A down payment on a home is often the single largest cash expenditure of most peoples' lives. Whether you're putting a nice chunk down or scraping up 3.5% for a loan, no one ever said coming up with the money is easy. If you're looking for some ways to add up cash for your down payment, consider the following ideas.
1. Revise your budget.
First things first, start making budget cuts. You'd be surprised how much that cup of coffee adds up. If you spend $5 on coffee in the morning and then let's say $10 on lunch, you're spending more than $400 a month on those things alone which comes out to more than $5,000 a year! What else can you cut out? A $20 yoga class? Just watch a YouTube video at home! A pricey cable package? Try Netflix or something more basic. Narrow your budget down to your bills and priorities. Once you're in your new home you'll have plenty of time and resources to afford the things you enjoy. But for now, stick it out- you need to save that $$.
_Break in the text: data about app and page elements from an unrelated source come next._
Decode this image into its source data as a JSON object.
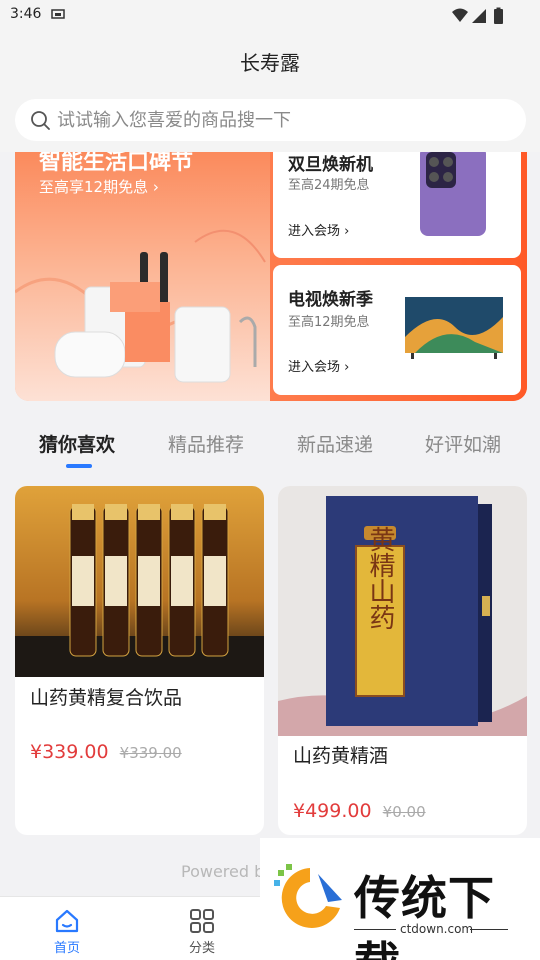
{
  "status_bar": {
    "time": "3:46"
  },
  "header": {
    "title": "长寿露"
  },
  "search": {
    "placeholder": "试试输入您喜爱的商品搜一下"
  },
  "banner": {
    "main_title": "智能生活口碑节",
    "main_subtitle": "至高享12期免息 ›",
    "promos": [
      {
        "title": "双旦焕新机",
        "subtitle": "至高24期免息",
        "link": "进入会场 ›"
      },
      {
        "title": "电视焕新季",
        "subtitle": "至高12期免息",
        "link": "进入会场 ›"
      }
    ]
  },
  "tabs": [
    {
      "label": "猜你喜欢",
      "active": true
    },
    {
      "label": "精品推荐",
      "active": false
    },
    {
      "label": "新品速递",
      "active": false
    },
    {
      "label": "好评如潮",
      "active": false
    }
  ],
  "products": [
    {
      "name": "山药黄精复合饮品",
      "price": "¥339.00",
      "original_price": "¥339.00"
    },
    {
      "name": "山药黄精酒",
      "price": "¥499.00",
      "original_price": "¥0.00",
      "box_label": "黄精山药"
    }
  ],
  "footer": {
    "powered_text": "Powered b"
  },
  "bottom_nav": [
    {
      "label": "首页",
      "icon": "home-icon",
      "active": true
    },
    {
      "label": "分类",
      "icon": "category-grid-icon",
      "active": false
    }
  ],
  "watermark": {
    "text": "传统下载",
    "url": "ctdown.com"
  },
  "colors": {
    "accent": "#2979ff",
    "price": "#e23c3c",
    "banner_orange": "#ff5a27"
  }
}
2. Sell your stuff.
It's time to let go of stuff you've been hanging on to for keepsake. That shirt you like but never wear? Sell it. Sports gear that's been sitting in a box? Sell it. Old laptop? Sell it. Whatever you don't use can be traded for cash somewhere. There are so many outlets to sell things on these days too: Facebook Marketplace, OfferUp, Letgo, Poshmark, Ebay- the list goes on and on. Don't underestimate the amount of cash you can acquire by selling your used stuff.
3. Use your talents.
Use your skills and hobbies to spend your free time making money. Whether it's tutoring, coaching, bookkeeping, or even dog walking, your time is valuable and can be used to make money. Spend your free evenings and weekends utilizing your skills for some extra cash on the side.
4. Your assets.
If you have assets like a retirement account, sometimes you're allowed to borrow against or pull out funds, penalty-free, to apply them toward a down payment on a home. This is a personal decision that should be careful thought through, but if you're able to tap into your 401K or IRA, you can get a nice amount of cash for a house. Talk to your financial advisor and see if you can borrow some money from yourself!
5. Your family
"Gift money" is just what it sounds like- and it's okay to ask your parents and relatives for help. Some people are uncomfortable asking for money, but parents and families know the hard work it takes to get into a home and most of the time are happy to offer what they can. If your auntie or grandma wants to help you out with some gift money, express your gratitude and chat with your mortgage professional about how much of your down payment you can satisfy with gift money. Most of the time lenders require gift money to be contributed with a letter that states that the giver is a relative and the money is a endowment, not a loan.
Try Waterfront's free home evaluation form to see what your current home is worth. Then go to our customizable home search tool to find homes available in your price range with your all your wants and needs.